    JEL: D61 D81 R41
    Date: 2013–09–22
  6. By: Attila Ambrus (Department of Economics, Duke University); Ben Greiner (School of Economics, Australian School of Business, the University of New South Wales); Parag Pathak (Department of Economics, Massachusetts Institute of Technology)
    Abstract: This paper experimentally investigates how individual preferences, through unrestricted deliberation, get aggregated into a group decision in two contexts: reciprocating gifts, and choosing between lotteries. In both contexts we find that median group members have a significant impact on the group decision, but particular other members also have some influence. Non-median members closer to the median tend to have more influence than other members. By investigating the same individual’s influence in different groups, we find evidence for relative position in the group having a direct effect on influence. We do not find evidence that group choice exhibits a shift in a particular direction that is independent of member preferences and caused by the group decision context itself. We also find that group deliberation not only involves bargaining and compromise, but it also involves persuasion: preferences tend to shift towards the choice of the individual’s previous group, especially for those with extreme individual preferences.
    Keywords: group decision-making, role of deliberation, social influence
    JEL: C72 C92 H41
    Date: 2013–09
  7. By: Onjala, Joseph; Ndiritu, Simon Wagura; Stage, Jesper
    Abstract: This study uses household survey data from four Kenyan towns to examine the effect of households’ characteristics and risk perceptions on their decision to treat/filter water as well as their choice of main drinking water source. Because the two decisions may be jointly made by the household, a seemingly unrelated bivariate probit model is estimated. It turns out that treating non-piped water and using piped water as a main drinking water source are substitutes. The evidence supports the finding that perceived risks significantly correlate with a household’s decision to treat/filter unimproved non-pipe water before drinking it. The study also finds that higher connection fees reduce the likelihood of households connecting to the piped network. Because the current connection fee acts as a cost hurdle that deters households from getting a connection, the study recommends a system where households pay the connection fee in instalments, through a prepaid water scheme or through a subsidy scheme.

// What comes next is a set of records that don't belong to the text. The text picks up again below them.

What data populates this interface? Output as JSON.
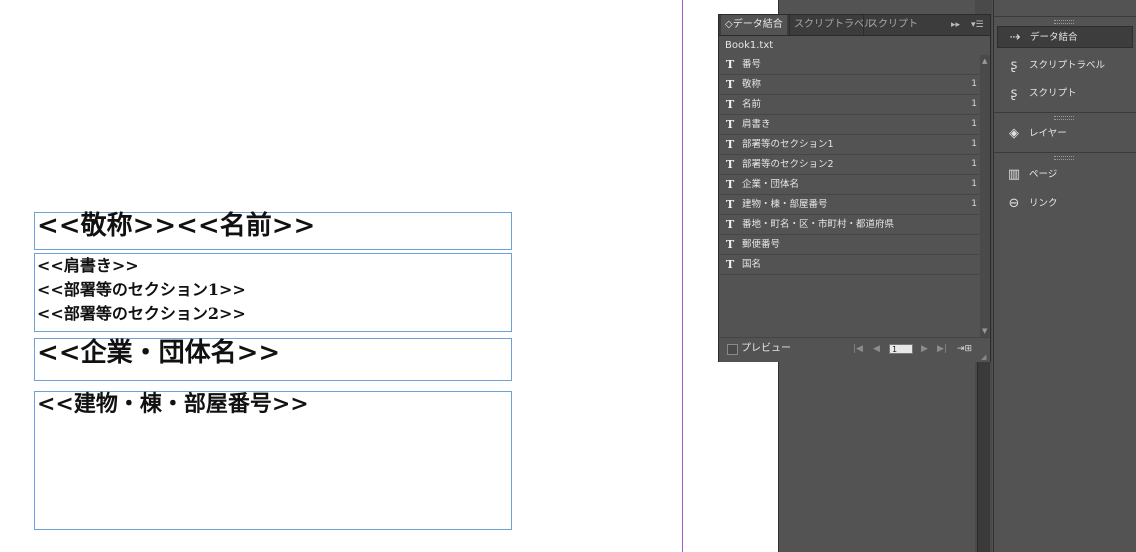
{
  "document": {
    "frame1": "<<敬称>><<名前>>",
    "frame2_lines": [
      "<<肩書き>>",
      "<<部署等のセクション1>>",
      "<<部署等のセクション2>>"
    ],
    "frame3": "<<企業・団体名>>",
    "frame4": "<<建物・棟・部屋番号>>"
  },
  "panel": {
    "tabs": [
      {
        "label": "◇データ結合",
        "active": true
      },
      {
        "label": "スクリプトラベル",
        "active": false
      },
      {
        "label": "スクリプト",
        "active": false
      }
    ],
    "menu_expand": "▸▸",
    "menu_button": "▾☰",
    "source_file": "Book1.txt",
    "field_icon": "T",
    "fields": [
      {
        "name": "番号",
        "count": ""
      },
      {
        "name": "敬称",
        "count": "1"
      },
      {
        "name": "名前",
        "count": "1"
      },
      {
        "name": "肩書き",
        "count": "1"
      },
      {
        "name": "部署等のセクション1",
        "count": "1"
      },
      {
        "name": "部署等のセクション2",
        "count": "1"
      },
      {
        "name": "企業・団体名",
        "count": "1"
      },
      {
        "name": "建物・棟・部屋番号",
        "count": "1"
      },
      {
        "name": "番地・町名・区・市町村・都道府県",
        "count": ""
      },
      {
        "name": "郵便番号",
        "count": ""
      },
      {
        "name": "国名",
        "count": ""
      }
    ],
    "preview_label": "プレビュー",
    "preview_checked": false,
    "record_number": "1",
    "nav": {
      "first": "|◀",
      "prev": "◀",
      "next": "▶",
      "last": "▶|",
      "create": "⇥⊞"
    }
  },
  "dock": {
    "items": [
      {
        "label": "データ結合",
        "icon": "data-merge-icon",
        "glyph": "⇢",
        "selected": true
      },
      {
        "label": "スクリプトラベル",
        "icon": "script-label-icon",
        "glyph": "ʂ",
        "selected": false
      },
      {
        "label": "スクリプト",
        "icon": "script-icon",
        "glyph": "ʂ",
        "selected": false
      },
      {
        "label": "レイヤー",
        "icon": "layers-icon",
        "glyph": "◈",
        "selected": false
      },
      {
        "label": "ページ",
        "icon": "pages-icon",
        "glyph": "▥",
        "selected": false
      },
      {
        "label": "リンク",
        "icon": "links-icon",
        "glyph": "⊖",
        "selected": false
      }
    ]
  }
}
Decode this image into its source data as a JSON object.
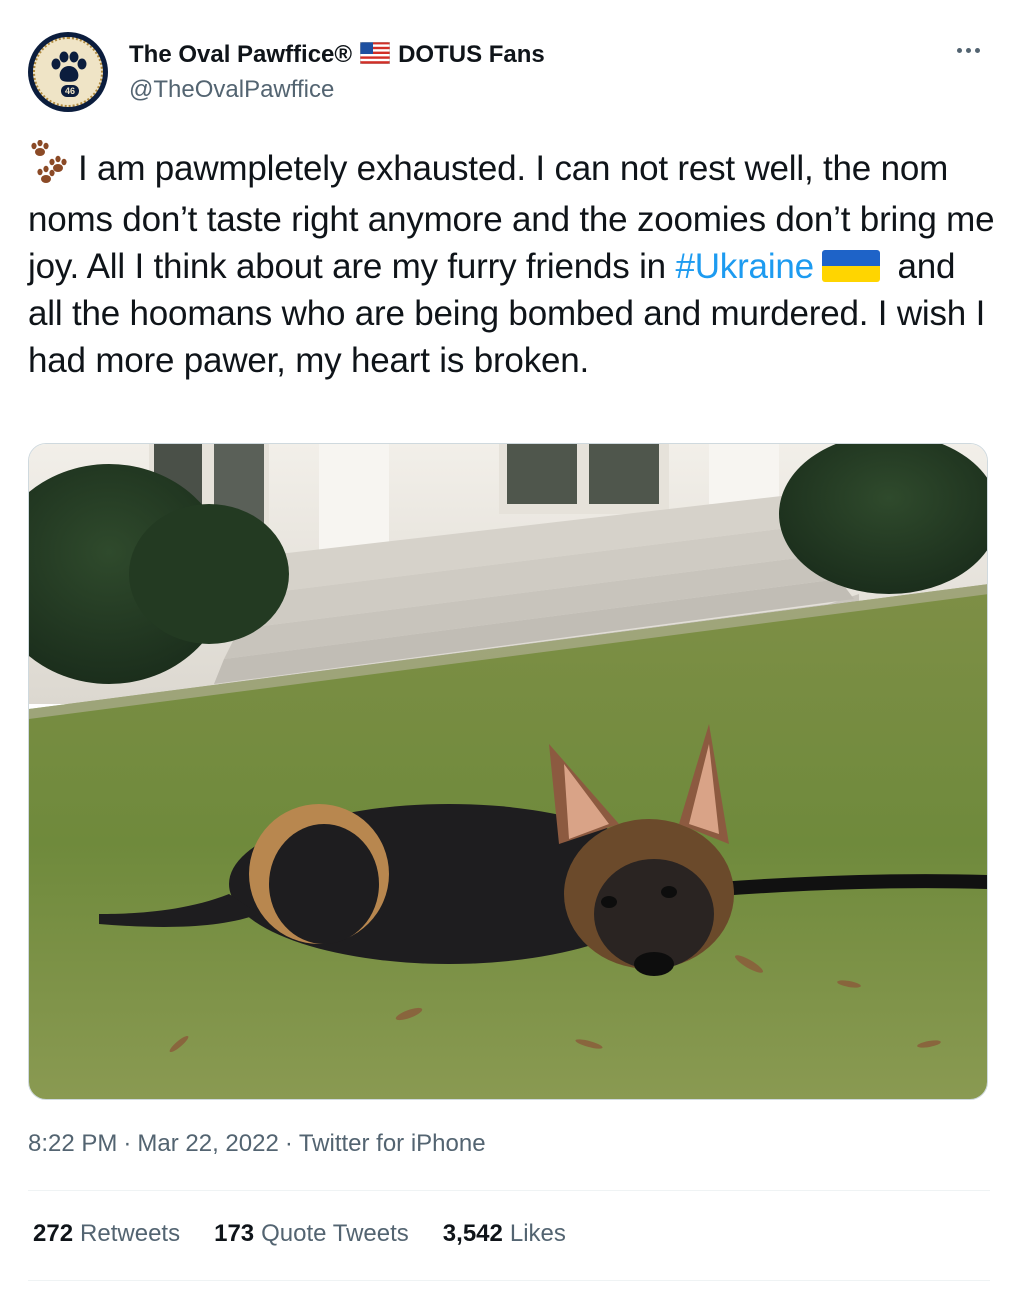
{
  "author": {
    "display_name_part1": "The Oval Pawffice®",
    "display_name_part2": "DOTUS Fans",
    "handle": "@TheOvalPawffice",
    "avatar_label": "46",
    "flag_icon": "us-flag-icon"
  },
  "tweet": {
    "text_part1": "I am pawmpletely exhausted. I can not rest well, the nom noms don’t taste right anymore and the zoomies don’t bring me joy. All I think about are my furry friends in ",
    "hashtag": "#Ukraine",
    "text_part2": " and all the hoomans who are being bombed and murdered. I wish I had more pawer, my heart is broken.",
    "leading_icon": "paw-prints-icon",
    "hashtag_color": "#1d9bf0"
  },
  "meta": {
    "time": "8:22 PM",
    "date": "Mar 22, 2022",
    "source": "Twitter for iPhone",
    "separator": "·"
  },
  "stats": {
    "retweets_count": "272",
    "retweets_label": "Retweets",
    "quotes_count": "173",
    "quotes_label": "Quote Tweets",
    "likes_count": "3,542",
    "likes_label": "Likes"
  },
  "colors": {
    "text_primary": "#0f1419",
    "text_secondary": "#536471",
    "link": "#1d9bf0",
    "divider": "#eff3f4"
  }
}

    Keywords: separated by commas
    Date: 2013–07–24
  8. By: Cats, Oded (KTH); Koutsopoulos, Haris N. (KTH); Burghout, Wilco (KTH); Toledo, Tomer (Technion – Israel Institute of Technology)
    Abstract: Real-time information is increasingly being implemented in transit networks worldwide. The evaluation of the effect of real-time information requires dynamic modeling of transit operations and of passenger path choices. This paper presents a dynamic transit analysis and evaluation tool that represents time-tables, operation strategies, real-time information, adaptive passenger choices, and traffic dynamics at the network level. Transit path choices are modeled as a sequence of boarding, walking and alighting decisions that passengers undertake when carrying out their journey. The model is applied to the Metro network of Stockholm, Sweden area under various operating conditions and information provision scenarios, as a proof of concept. An analysis of the results indicates substantial path choice shifts and potential time savings associated with more comprehensive real-time information provision and transfer coordination improvements.

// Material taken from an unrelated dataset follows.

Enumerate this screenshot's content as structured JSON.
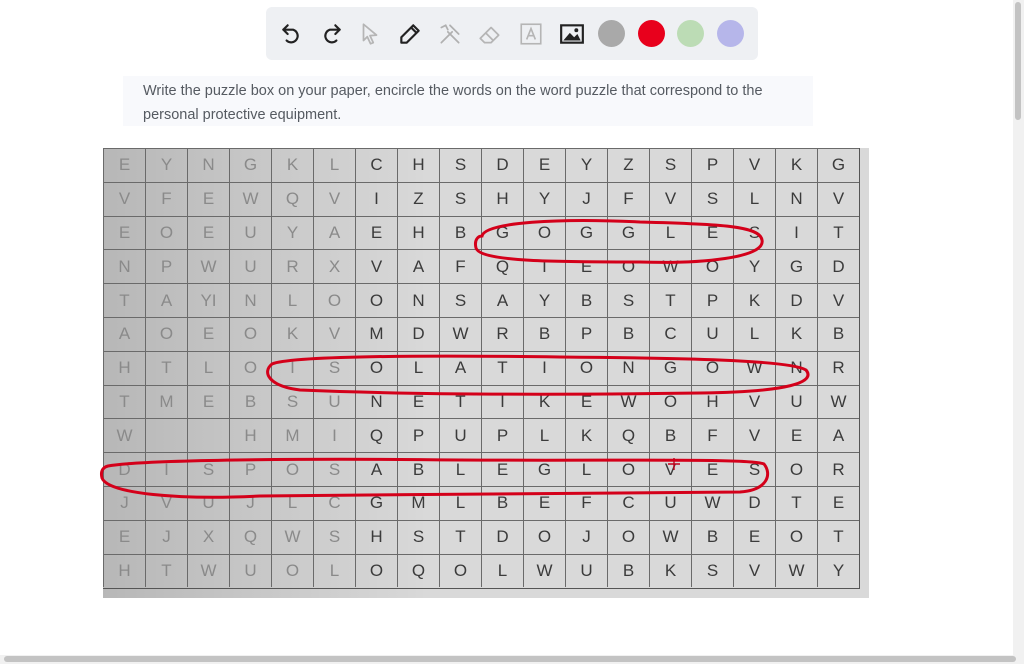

    Keywords: Real-time information; Public transport; Route choice; Simulation
    JEL: R40
    Date: 2013–09–27

This nep-dcm issue is ©2013 by Edoardo Marcucci. It is provided as is without any express or implied warranty. It may be freely redistributed in whole or in part for any purpose. If distributed in part, please include this notice.
General information on the NEP project can be found at For comments please write to the director of NEP, Marco Novarese at <>. Put “NEP” in the subject, otherwise your mail may be rejected.
NEP’s infrastructure is sponsored by the School of Economics and Finance of Massey University in New Zealand.